- [SUPPLIED INFORMATION]:
* * *
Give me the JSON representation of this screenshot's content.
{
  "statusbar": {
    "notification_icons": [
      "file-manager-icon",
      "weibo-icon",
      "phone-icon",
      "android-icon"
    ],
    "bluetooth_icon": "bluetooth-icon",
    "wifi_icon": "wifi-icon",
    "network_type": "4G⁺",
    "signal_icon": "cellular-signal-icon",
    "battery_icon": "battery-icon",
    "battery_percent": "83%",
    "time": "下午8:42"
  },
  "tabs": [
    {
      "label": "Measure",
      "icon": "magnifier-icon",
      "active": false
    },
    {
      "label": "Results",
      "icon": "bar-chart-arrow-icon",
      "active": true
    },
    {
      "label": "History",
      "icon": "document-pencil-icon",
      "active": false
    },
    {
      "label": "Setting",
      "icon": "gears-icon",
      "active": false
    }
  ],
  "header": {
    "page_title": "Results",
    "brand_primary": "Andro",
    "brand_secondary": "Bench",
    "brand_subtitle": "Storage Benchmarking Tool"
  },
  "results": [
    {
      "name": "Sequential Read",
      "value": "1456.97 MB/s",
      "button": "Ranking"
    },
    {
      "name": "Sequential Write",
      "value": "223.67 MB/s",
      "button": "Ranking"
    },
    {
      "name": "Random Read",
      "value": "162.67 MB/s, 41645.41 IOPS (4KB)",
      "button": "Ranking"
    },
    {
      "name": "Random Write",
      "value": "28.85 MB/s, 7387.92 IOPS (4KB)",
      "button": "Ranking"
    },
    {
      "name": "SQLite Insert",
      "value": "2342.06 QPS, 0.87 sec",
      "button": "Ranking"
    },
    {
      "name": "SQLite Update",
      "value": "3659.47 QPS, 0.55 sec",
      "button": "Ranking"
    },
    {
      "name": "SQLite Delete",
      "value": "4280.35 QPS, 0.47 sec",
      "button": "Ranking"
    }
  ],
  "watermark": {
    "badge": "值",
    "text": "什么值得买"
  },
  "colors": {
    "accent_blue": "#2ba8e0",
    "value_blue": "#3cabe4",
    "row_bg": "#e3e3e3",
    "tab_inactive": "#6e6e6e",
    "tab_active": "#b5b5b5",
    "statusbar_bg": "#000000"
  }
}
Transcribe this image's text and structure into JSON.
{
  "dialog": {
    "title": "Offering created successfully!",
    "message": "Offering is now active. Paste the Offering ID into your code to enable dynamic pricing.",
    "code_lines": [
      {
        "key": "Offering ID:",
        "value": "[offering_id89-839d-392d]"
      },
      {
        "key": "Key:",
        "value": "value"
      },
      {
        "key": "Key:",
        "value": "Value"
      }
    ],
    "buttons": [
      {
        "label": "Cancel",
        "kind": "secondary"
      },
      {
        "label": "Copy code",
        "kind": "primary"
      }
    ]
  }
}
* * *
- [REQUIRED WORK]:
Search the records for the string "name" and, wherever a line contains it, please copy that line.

- [RESULT]:
      "name": "Sequential Read",
      "name": "Sequential Write",
      "name": "Random Read",
      "name": "Random Write",
      "name": "SQLite Insert",
      "name": "SQLite Update",
      "name": "SQLite Delete",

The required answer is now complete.